The good news is that a federal court in Kentucky has smacked the Board, finding that its expansive interpretation of “practicing psychology” violated Rosemond’s First Amendment rights (court order; pdf).

For many, this will seem an obvious outcome – how on earth can a nationally syndicated newspaper column be “the practice of psychology?” But when it comes to the tension between occupational regulation and the First Amendment, the amount of guidance is thin. And into that interpretative void, regulatory excesses will spill.

But now we have this decision, which promises to shed new light on the constitutional limits of Bar regulators’ ability to clear the field of unlicensed legal help and advice. 1

“Professional Speech”

At the core of attorney regulation is governing the actions – and in many cases, the speech – of those professionals licensed within a state. And the Rosemond case notes that state licensing authorities have broad power to establish standards and regulate practitioners to protect the public.

However, this power isn’t unlimited when it comes to speech regulation. Because Rosemond wasn’t licensed by the Kentucky authorities, there wasn’t a need for the court to explore this question in depth. However, as we saw earlier this year in the “Docs v. Glocks” case, the 11th Circuit determined that such regulation must meet the same “intermediate scrutiny” standard applicable to commercial speech.

Unregulated Advice?

But what happens when the regulators attempt to extend their sphere of control beyond those who they license? When regulations are extended to monopolize work for the licensees, or interfere with fundamental rights?  The Rosemond decision cites to Lowe v. S.E.C., in which the Supreme Court found that such activity is speech regulation, unlikely to survive the strict scrutiny to which it must be subjected:

Pursuant to this doctrine, the government is permitted to regulate speech in limited circumstances so as to protect the individual receiving advice— the client.
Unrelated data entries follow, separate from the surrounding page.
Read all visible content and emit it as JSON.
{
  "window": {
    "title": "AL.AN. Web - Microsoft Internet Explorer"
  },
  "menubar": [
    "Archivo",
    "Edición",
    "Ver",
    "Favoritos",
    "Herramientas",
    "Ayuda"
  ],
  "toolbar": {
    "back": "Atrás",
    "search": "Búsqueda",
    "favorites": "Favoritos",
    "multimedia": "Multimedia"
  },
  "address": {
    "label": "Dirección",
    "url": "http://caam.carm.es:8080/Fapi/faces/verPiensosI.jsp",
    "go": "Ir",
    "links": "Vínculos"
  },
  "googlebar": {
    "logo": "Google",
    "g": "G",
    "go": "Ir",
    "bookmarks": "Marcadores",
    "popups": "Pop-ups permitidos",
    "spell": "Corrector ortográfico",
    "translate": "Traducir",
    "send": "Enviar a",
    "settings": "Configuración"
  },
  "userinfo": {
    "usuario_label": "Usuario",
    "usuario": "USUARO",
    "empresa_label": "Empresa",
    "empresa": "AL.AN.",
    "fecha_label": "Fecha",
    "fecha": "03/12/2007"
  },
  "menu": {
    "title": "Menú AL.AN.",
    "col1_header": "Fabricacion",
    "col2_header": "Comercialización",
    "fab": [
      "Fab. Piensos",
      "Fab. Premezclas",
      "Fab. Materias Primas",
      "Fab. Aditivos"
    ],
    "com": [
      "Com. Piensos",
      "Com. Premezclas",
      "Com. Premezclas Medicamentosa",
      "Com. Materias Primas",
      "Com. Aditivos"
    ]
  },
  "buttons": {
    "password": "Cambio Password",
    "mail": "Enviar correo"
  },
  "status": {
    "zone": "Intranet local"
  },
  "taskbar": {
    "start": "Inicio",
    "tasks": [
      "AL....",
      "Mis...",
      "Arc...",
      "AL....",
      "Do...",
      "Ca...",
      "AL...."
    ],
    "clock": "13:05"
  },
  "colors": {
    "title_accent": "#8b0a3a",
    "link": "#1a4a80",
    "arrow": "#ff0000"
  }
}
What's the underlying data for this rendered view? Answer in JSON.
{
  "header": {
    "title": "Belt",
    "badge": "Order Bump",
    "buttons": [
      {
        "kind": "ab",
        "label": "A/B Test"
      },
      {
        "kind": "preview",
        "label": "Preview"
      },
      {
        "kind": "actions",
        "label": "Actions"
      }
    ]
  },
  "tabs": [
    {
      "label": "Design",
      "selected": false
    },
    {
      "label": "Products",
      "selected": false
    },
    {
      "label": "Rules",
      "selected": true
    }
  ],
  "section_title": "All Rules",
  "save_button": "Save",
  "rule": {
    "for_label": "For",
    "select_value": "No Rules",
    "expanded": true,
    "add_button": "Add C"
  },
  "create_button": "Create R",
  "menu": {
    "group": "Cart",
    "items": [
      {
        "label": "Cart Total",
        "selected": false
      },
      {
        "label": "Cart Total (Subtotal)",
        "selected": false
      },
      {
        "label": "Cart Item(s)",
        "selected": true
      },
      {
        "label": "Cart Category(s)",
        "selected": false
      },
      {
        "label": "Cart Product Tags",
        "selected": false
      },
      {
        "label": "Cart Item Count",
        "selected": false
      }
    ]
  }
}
As articulated by Justice White, without this professional-client relationship, the doctrine’s vices outweigh its virtues.

Thus, while professional speech – the conversation between a professional and his or her clients – may (to a point) be regulated, speech outside the confines of that relationship may only be regulated in those narrow circumstances where government speech regulation meets strict scrutiny.

Free to Opine and Help

One key implication of this case – and something I’ve long pounded on – is that  the definition of the “unlicensed practice of law” doesn’t have the broad scope some lawyers and bar regulators believe that it does. It can’t sweep in any-and-all advice and commentary that may be “legal” in nature. Unless there is an attorney-client relationship, the state doesn’t get to butt its head in and regulate.

Paid Legal Advice from Non-Lawyers?

One thing this decision doesn’t quite close out is the question of paid advice: those who, while not “holding out” as attorneys, provide paid services relating to legal proceedings. Think independent paralegals, the more aggressive offerings of online forms companies, and those folks who provide low-cost help with straightforward bureaucratic processes like name changes (and who are often prosecuted for the unlicensed practice of law).

Clearly, there’s got to be a public protection rationale for regulating any of these activities. And the bar’s answer so far – “it looks legal, so it’s got to be provided by a licensed lawyer” – isn’t likely to pass muster. However, more definition may be on the horizon, as courts bring greater definition to the acceptable bounds of professional licensing (besides this case & “Docs v. Glocks,” 2015 alone has also seen the North Carolina Dental Board case and the online vet case, which is being appealed to the Supreme Court).


  1. There is also a “holding out” issue in the decision, but I’m not as interested in it, as the Bars seem to have little issue with attorneys from other jurisdiction describing themselves as attorneys – so long as they aren’t also soliciting business.